Zimbabwe has largely missed its privatisation targets nearly three years after Government embarked on reforms of state—owned entities to enhance their performance. 

The re-engineering of the parastatal sector, which used to contribute 40 percent to the gross domestic products (GDP), is meant to reduce costs to the fiscus, enhancing service delivery and improving accountability. 

In almost every sector where they operate, SOEs are facing a number of challenges including lack of capital, low productivity and unsustainable debt.  Services have deteriorated substantially and even the welfare of their own employees is often in jeopardy.

About 70 percent of these entities are technically insolvent, presenting an actual or potential drain on the fiscus, owing to weak corporate governance practices and ineffective governance control mechanisms.
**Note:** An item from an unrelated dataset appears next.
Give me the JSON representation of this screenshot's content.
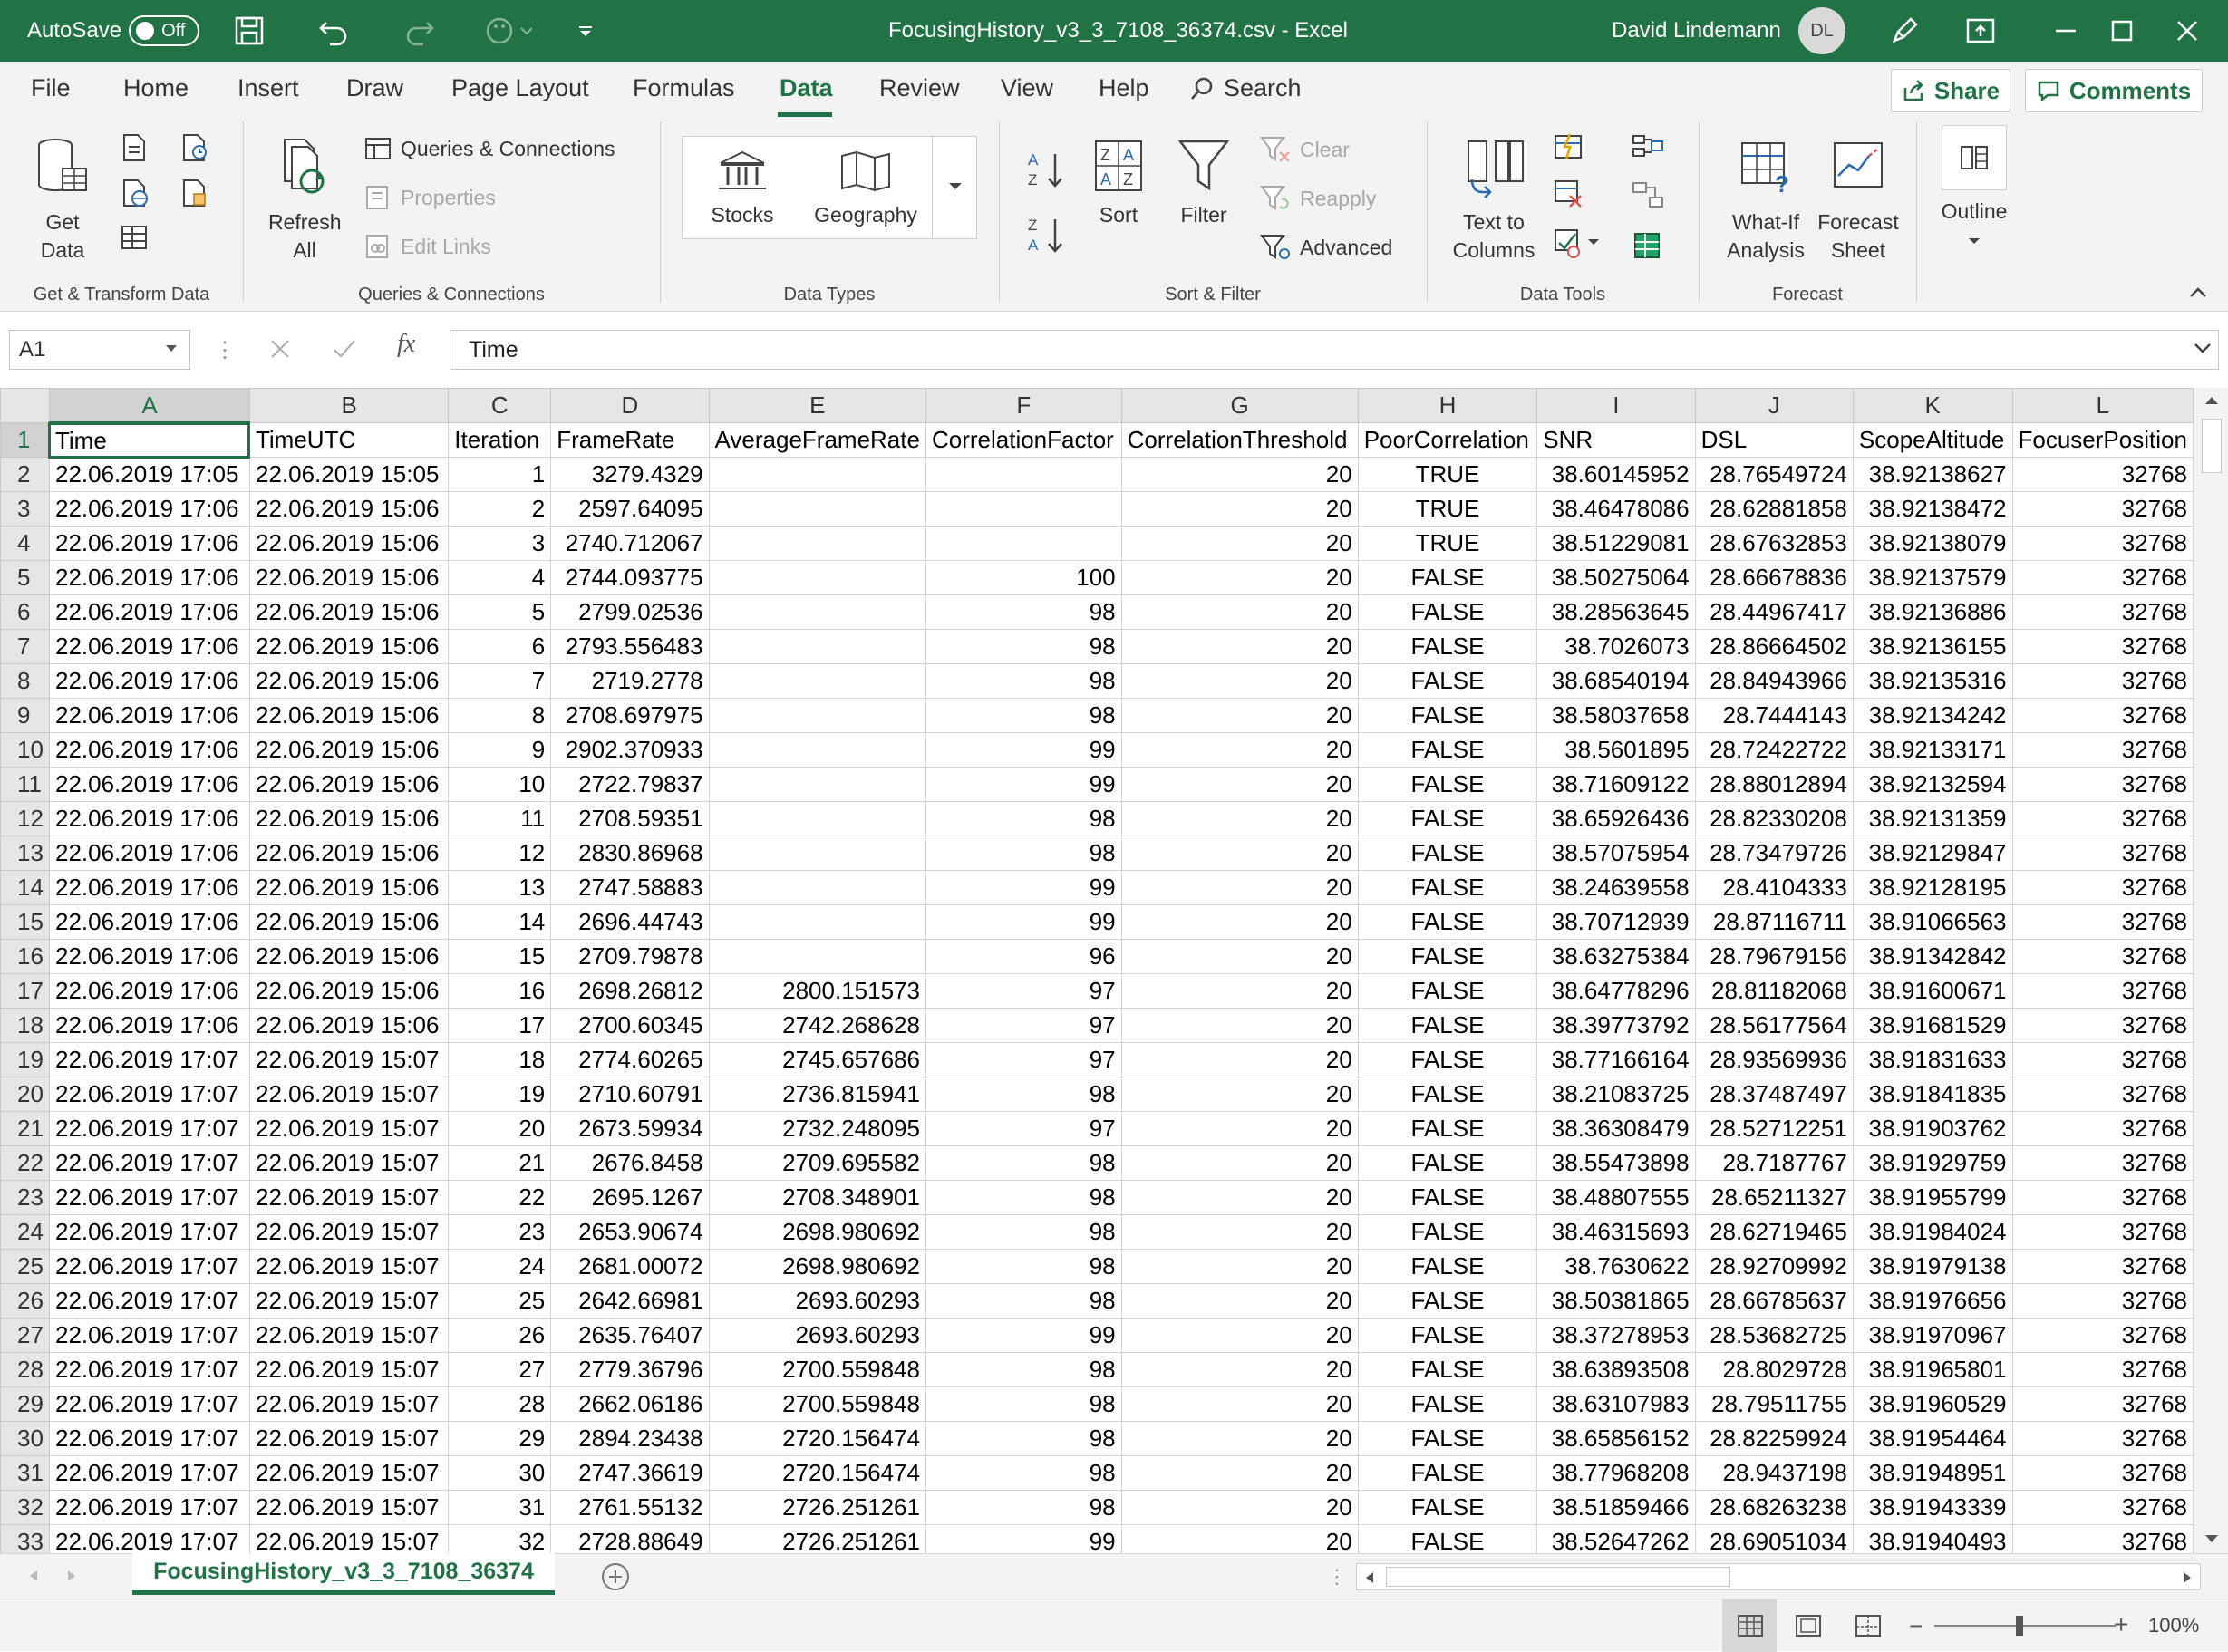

The reform agenda entailed various options including liquidation, full privatisation, transformation to regulator, merging and de-merging and departmentalisation into existing ministries. This was to happen between 2018 and 2020.

Under the initial phase, the Government targeted the privatisation of 11 SOEs including six subsidiaries of the Industrial Development Corporation and 17 Zimbabwe Mining Development Corporation subsidiaries.

It also looked at liquidations, merging of 11 entities and departmentalisation of SOEs into line ministries. 

“The agenda remains alive but it’s clear that most of the targets have been missed obviously for different factors including Covid 19 pandemic, lack of finding for transactional advisors and lack of investor appetite for some of the assets,” a senior official in the Ministry of Finance and Economic Development, who declined to be named because he is not allowed to talk to press told Business Weekly this week. 

Finance Minister Prof Mthuli Ncube did not responded to text messages seeking a comment. 

However, Mthuli previously said the Government recognised the need for scaling down on unsustainable fiscal interventions and a resort to Government guarantees by public entities and local authorities.

Fiscal risks had also arisen from debts assumption by the Government, re-capitalisation requests and called-up guarantees of public enterprises and local authorities.

“The snail pace is worrying,” said Carlos Tadya, an analyst with a local research firm.

“This will derail implementation of other programmes such as NDS1 (National Development Strategy 1) given that some of these state owned entities are key economic enablers.” 

The Government is also looking to adopt a centralised ownership model for SOEs as part of the reforms to eliminate inconsistencies in governance and ministerial interferences. 

Zimbabwe has a decentralised SEPs ownership model, where the Government shareholder function is spread across different line ministries.

The ownership model has been associated with a number of challenges, including inconsistencies in governance practices, ministerial interferences, delays and or reversals of Government approved SEPs reforms due to vested interests within some line ministries, and generally weak and passive oversight function, among others.

Under the centralised ownership model, a single government institution carries out the role as shareholder in all companies controlled by the State.

There is general consensus among key stakeholders that parastatals and local authorities are a missing link in terms of national development given the centrality of the roles they play. – Business Weekly